And in 2008, user Kevin Hin wrote of a hotel in France on hotel reservation site Venere.com: "Beware the very misleading 'hotel front view' photo," pointing out that "the hotel is the small, almost invisible building by the sea that looks like a shack with a barely distinguishable 'hotel' sign, the more attractive 2-story building behind it is actually across the main road that runs behind and [has] nothing to do with it—a very clever camera angle."
Oyster Hotel Reviews, a startup travel Web site based in New York City, says it has noticed an increase in inaccurate representations on hotel Web sites—and is calling the hotels on them. In a series of blog posts called "Photo Fakeouts", Oyster has identified more than 20 hotels that use marketing photos portraying an experience that is different from what reviewers find when they arrive. The discrepancies are subtle and often lie in the details—for example, a wide angle lens may make a room look larger, and unsightly signs or obtrusive buildings next door may be cropped out or even digitally removed.
According to Oyster Hotel Reviews Editor Jennifer Garfinkel, the photo fakeouts project started last year as a humorous rant on the blog and quickly became one of the site's most popular features—as well as a platform for consumer advocacy. Oyster.com expects to get 150,000 unique visitors this month.
Are these misrepresentations serious? "Some of these things will not make or break your trip, while others definitely will," says Garfinkel. "We want people to be aware of this; we want them to be smart consumers."
But while the practice might be somewhat misleading, it's not outright deception.
Improving on Reality
"The pressure is on to create ultra real or surreal images," says Rick Lohre, an outdoor lifestyle photographer in Newport, Ky., who formerly worked at Procter & Gamble in new business development. His personal rule: "We shouldn't add more than what is really there or subtract more than what would reasonable not be there."
Andrew Ptak, a Toronto hospitalities photographer of 30 years, says portraying an improved version of reality is a photographer's job. Ptak can charge more than $30,000 for an assignment, depending on the level of complexity, and he makes no apologies for rearranging chairs and adding flowers, as long as it does not change consumers' expectations, he says.
Hospitality photography is advertising, "and advertising is an embellishment," says Ptak. "We're making a two-dimensional representation of something that you experience with all of your senses. You can't hear the ocean waves breaking or smell flowers around the pool. I try to represent what it's like to be standing there."

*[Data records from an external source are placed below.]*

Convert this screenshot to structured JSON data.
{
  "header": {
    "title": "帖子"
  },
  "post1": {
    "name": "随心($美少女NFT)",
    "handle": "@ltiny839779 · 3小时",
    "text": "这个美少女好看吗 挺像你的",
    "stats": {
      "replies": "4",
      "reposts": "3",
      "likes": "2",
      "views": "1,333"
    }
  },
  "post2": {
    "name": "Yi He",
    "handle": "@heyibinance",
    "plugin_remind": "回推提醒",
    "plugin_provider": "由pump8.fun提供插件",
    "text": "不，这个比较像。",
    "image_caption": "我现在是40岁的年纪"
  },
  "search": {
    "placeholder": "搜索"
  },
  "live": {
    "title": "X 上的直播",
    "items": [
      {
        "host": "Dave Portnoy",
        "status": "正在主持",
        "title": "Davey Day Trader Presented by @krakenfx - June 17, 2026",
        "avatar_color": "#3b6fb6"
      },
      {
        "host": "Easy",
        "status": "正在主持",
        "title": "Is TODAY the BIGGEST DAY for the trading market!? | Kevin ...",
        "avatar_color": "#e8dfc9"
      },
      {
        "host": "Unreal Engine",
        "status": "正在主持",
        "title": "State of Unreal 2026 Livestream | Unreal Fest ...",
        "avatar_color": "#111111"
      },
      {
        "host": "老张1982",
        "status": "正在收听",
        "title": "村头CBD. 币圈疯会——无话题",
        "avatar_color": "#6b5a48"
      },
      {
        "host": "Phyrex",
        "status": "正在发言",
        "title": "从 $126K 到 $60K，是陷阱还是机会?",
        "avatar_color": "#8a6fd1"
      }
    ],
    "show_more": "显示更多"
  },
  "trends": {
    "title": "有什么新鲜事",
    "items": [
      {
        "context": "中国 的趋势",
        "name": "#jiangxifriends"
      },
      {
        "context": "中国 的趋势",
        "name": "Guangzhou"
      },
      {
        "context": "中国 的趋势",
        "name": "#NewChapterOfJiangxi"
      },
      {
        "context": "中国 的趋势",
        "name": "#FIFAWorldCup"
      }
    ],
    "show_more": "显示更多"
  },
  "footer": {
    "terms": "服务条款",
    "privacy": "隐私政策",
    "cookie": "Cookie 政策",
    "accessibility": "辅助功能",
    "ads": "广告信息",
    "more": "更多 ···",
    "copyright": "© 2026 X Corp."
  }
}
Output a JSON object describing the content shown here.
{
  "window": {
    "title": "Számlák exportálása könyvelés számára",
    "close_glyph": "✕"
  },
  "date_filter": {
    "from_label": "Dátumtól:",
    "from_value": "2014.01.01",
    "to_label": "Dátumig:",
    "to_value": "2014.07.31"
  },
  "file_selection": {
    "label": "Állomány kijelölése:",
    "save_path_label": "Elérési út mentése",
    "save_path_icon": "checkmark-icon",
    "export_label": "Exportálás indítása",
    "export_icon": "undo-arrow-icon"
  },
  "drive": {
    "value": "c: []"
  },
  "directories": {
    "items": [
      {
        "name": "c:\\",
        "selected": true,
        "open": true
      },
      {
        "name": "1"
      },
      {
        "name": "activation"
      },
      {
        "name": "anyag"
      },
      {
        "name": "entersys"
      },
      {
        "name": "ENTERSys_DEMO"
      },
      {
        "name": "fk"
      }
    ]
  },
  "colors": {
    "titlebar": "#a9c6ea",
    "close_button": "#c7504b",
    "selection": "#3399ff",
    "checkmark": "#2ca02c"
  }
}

Hotel marketers say that while they want to their properties to look their best, they do not try to set unrealistic expectations. "We keep our photographs authentic, with just a few touches or props," says Michele M. Vasquez, corporate director of marketing at Ayres Hotel in Los Angeles.
Says Katie Rackoff, public relations manager for Hyatt Hotels & Resorts (H): "Our hotels around the world hire photographers who work to cast our properties in the best light—capturing in a visual snapshot what a traveler can see when he or she ventures to that location."
As long as there is no intent to mislead, deceive, or slander, the industry standards on how much an image can be manipulated are blurry. Photo manipulation is part of the trade: Sunsets and clouds are borrowed from other places, and buildings and people are removed. Lohre says it is also common for photographers to use materials that enhance the featured product. For example, in a cereal advertisement, paint or glue may substitute for milk.
"Modifying images in advertising is common practice," says Peter Dyson, a writer for the American Society of Media Photographers. Many photographers now spend a majority of their time in front of the computer editing and retouching—up to 80% of the time for Lohre and 90% for Ptak. This is not a new phenomenon, but jobs previously done by film retouchers can now be handled by a single person. "Now we have more say in the final image," Lohre says.
According to Ptak, this process makes images more compelling. "I use enhancements to recreate the experience because people don't have the other [senses] at work when they are relying on sight," he says.
In accurate photos, great places will look great and bad places will look bad, says Elie Seidman, Oyster's co-founder. "You should be able to see what you will get before you go."
Click here to see examples of hotel photo fakeouts.